On Friday, March 13th, 2020, dancehall and jungle tracks roared through the great hall nowadays. Judging by the sound of things, it could have been the start of almost every other weekend at Ridgewood, Queens. But the 5,000-square-foot club was mostly empty.
A long bar that stretched through the dining room stood still and dark. There were pillows, soft mats, and various plants scattered around the dance floor. Some of the Today staff huddled together, dazedly trying to chat to the music. Others in the room sat in silence. A few lay down on the floor. A man I didn’t know silently offered me an orange, which I accepted.

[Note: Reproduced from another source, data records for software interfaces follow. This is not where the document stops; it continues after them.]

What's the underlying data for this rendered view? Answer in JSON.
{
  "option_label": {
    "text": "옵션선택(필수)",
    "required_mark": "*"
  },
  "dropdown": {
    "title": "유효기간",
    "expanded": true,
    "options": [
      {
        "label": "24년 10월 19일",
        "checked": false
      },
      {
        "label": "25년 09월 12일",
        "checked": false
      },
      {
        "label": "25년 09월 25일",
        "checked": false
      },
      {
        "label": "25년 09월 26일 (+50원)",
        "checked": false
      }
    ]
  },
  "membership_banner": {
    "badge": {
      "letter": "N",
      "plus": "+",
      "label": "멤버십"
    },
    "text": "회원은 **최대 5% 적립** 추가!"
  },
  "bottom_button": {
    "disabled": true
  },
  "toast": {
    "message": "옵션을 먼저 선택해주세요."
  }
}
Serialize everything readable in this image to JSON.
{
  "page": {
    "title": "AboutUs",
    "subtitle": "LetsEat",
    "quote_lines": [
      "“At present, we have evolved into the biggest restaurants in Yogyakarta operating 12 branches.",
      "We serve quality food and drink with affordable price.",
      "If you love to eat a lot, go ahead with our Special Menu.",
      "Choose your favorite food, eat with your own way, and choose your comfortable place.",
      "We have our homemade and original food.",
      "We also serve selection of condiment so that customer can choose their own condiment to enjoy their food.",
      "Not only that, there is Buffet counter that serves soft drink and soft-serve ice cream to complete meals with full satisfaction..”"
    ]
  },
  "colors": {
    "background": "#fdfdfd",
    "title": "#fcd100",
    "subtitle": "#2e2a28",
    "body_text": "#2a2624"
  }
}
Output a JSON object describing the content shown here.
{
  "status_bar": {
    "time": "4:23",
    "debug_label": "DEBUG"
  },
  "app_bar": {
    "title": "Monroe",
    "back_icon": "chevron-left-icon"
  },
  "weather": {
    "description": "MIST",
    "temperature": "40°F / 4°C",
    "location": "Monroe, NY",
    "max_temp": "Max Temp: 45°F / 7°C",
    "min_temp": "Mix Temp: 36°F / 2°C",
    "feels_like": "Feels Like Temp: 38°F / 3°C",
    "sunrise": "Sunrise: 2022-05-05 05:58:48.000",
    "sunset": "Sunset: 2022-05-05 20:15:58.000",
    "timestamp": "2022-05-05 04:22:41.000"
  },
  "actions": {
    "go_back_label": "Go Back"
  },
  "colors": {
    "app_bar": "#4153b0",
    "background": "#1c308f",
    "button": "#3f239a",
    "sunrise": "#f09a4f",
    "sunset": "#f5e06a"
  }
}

Hours earlier, the club had announced it would close for the foreseeable future as the first wave of COVID-19 cases was on the rise in New York. (At that time fewer than 1,000 infections were reported in the city.) The people there all seemed to process the surreality of the moment, the total deviation slowly emerging. Earlier this week, the club had put the finishing touches to a new sound system that cost $ 130,000 and was funded with a loan. The question that jumped through the room at the time seems naive in retrospect: Would the closure drag on for a few weeks?
Co-owner Eamon Harkin was no longer optimistic today. As a former biochemistry student, Harkin had already studied the earliest COVID-19 data available to the public. That night, he took his business partner and co-owner Justin Carter aside and said, “We’ll be around for the next year and a half.” (Disclosure: Harkin’s wife, Martina Navratil, is Business Director at Pitchfork’s parent company, Condé Nast.)
Despite the uncertainty that was in the air that evening, there was a clear outlook for the future. Across the room, across from the DJ booth, a digital camera had been set up to broadcast live a series of sets that had been put together following the club’s decision to close. A Nowadays Patreon Page soon went live, along with a Venmo fund called @nowahelp that was split among club staff who suddenly ran out of revenue. An Instagram post announcing the closure read: “It’s always like that, but more than ever, we can’t exist without you.”
By the end of that first weekend, the club’s Patreon had reached $ 5,000 in subscriptions from over 1,500 people. While encouraging, it was only a small fraction of the club’s operating costs. An imminent decision to lay off the majority of the workforce was imminent. When I spoke to Carter in the early days of the shutdown, it was clear that he still made sense of it.
“I never really realized how much responsibility we have to all the people who work here, so many of whom come from marginalized communities,” he told me. “How are you going to do it? That was a really difficult thing to deal with. “
Carter and Harkin soon faced more momentous questions: How would two white business owners, isolated by the relative privileges of their race, gender, and economic security, respond to a time marked by death, social precariousness, racial injustice, and payroll? with power in the entire cultural sector?